This is the statement of opposition currently doing the rounds. I endorse every word of it:
It is NOT acceptable for the state to have ultimate control of the education of our children
It is NOT acceptable for the state to make ultra vires judgements about the welfare of our children and then act in loco parentis
It is NOT acceptable for the state to operate on a presumption of guilt
It is NOT acceptable for the state to demand access to our homes without reasonable suspicion that an actual offence has been or is about to be committed
It is NOT acceptable for the state to demand access to our children without reasonable suspicion that an actual offence has been or is about to be committed

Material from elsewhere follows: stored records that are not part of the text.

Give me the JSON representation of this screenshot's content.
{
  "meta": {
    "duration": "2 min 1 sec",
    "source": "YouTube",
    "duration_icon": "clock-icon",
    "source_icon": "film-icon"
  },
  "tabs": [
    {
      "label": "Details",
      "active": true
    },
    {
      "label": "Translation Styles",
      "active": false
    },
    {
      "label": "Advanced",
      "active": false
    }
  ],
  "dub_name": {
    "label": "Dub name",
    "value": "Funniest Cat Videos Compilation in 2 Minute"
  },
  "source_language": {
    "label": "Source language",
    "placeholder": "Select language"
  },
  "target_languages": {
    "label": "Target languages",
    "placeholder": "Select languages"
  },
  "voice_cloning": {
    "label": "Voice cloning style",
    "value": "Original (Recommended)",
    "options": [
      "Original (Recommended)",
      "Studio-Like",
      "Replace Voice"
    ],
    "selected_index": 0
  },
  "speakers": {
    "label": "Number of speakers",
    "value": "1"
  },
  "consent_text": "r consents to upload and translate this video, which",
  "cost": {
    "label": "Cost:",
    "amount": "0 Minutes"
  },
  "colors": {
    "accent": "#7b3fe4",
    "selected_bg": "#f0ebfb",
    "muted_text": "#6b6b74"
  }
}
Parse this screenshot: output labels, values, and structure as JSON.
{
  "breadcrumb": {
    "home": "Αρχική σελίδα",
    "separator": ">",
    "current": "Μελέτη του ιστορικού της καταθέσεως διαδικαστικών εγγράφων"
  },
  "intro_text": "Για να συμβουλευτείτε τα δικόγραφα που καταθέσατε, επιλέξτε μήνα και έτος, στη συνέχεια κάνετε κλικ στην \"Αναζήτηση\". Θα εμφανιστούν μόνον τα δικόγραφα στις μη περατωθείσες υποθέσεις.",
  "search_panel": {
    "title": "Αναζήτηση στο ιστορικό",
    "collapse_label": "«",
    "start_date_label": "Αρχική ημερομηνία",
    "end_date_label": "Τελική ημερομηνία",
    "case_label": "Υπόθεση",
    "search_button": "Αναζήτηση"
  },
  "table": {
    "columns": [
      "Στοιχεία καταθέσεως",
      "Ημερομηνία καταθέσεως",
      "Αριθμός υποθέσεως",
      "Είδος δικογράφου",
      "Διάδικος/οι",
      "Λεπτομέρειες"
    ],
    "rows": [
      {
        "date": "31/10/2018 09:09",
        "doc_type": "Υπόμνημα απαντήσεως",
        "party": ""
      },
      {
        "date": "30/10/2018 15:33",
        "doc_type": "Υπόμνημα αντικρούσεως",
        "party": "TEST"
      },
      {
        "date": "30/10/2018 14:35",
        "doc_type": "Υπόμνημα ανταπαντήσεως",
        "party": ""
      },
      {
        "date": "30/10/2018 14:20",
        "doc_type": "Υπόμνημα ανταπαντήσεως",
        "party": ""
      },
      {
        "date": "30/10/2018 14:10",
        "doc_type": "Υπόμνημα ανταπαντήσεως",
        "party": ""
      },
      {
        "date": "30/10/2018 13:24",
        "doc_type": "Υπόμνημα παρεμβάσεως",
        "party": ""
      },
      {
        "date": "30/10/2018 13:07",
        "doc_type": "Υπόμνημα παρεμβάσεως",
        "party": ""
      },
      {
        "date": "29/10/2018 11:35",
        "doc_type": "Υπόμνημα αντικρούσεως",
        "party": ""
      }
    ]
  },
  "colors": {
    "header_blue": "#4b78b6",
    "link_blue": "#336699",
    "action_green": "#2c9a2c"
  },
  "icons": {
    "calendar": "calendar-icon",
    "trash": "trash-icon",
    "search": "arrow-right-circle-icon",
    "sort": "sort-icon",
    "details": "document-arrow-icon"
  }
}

It is NOT acceptable for the state to demand unsupervised access to our children
These are all contained within the recommendations of Badman's review document, which you have accepted in full as "proportionate and reasonable".
I have a vision for the future. It involves an immediate and unequivocal withdrawal of your support for the review and a cancellation of the consultation process which, presumably will lead to legislation (although it is hard to see why you are consulting us, yet again, given that Badman so signally failed to listen to us earlier this year, given that we have been consulted on EHE-related legislation repeatedly in the last 5 years and you know perfectly well that public opinion does not support your legislative agenda, and given that you have already given your public support to Badman’s heinous recommendations and will presumably do your level best to put them into action, however well argued and sensible the consultation responses are). It then involves you publicly stating that you will not tolerate LA staff acting in an ultra vires manner towards Home Educators, and that you will look urgently at the practices within Children’s Services which have led to children known to be at risk – Baby P, Kyra Ishaq, Eunice Spry’s foster children and Victoria Climbie, to name but a few – being so abjectly failed by those who had a duty of care for them.
The final part of my dream involves you treating the EHE community with the respect we deserve. Rather than saying that the only proposals in Badman’s report which are problematic are those which involve providing services, please remember how much money we save you every year by not taking up the school places to which our children are entitled. Just a fraction of that money would provide access to exam centres, free swimming lessons and the like, for those HEers who choose to avail themselves of those opportunities. Insist on the LA EHE staff being those with sympathy for and understanding of the area – retired Home Educators rather than ex-teachers, for goodness’ sake.
Statistically, EHE children out perform their schooled counterparts on every measure (and if you haven’t read any of Paula Rothermel’s research then it is about time you did). We are a beacon of excellence. Why are you alienating us (and losing Labour thousands of votes into the bargain) when you should be sending researchers to find out from us what it is that we are doing so successfully, so that you can do something to address the pitiful literacy figures and the pitiful GCSE results that your schools achieve every year?
I look forward to hearing from you.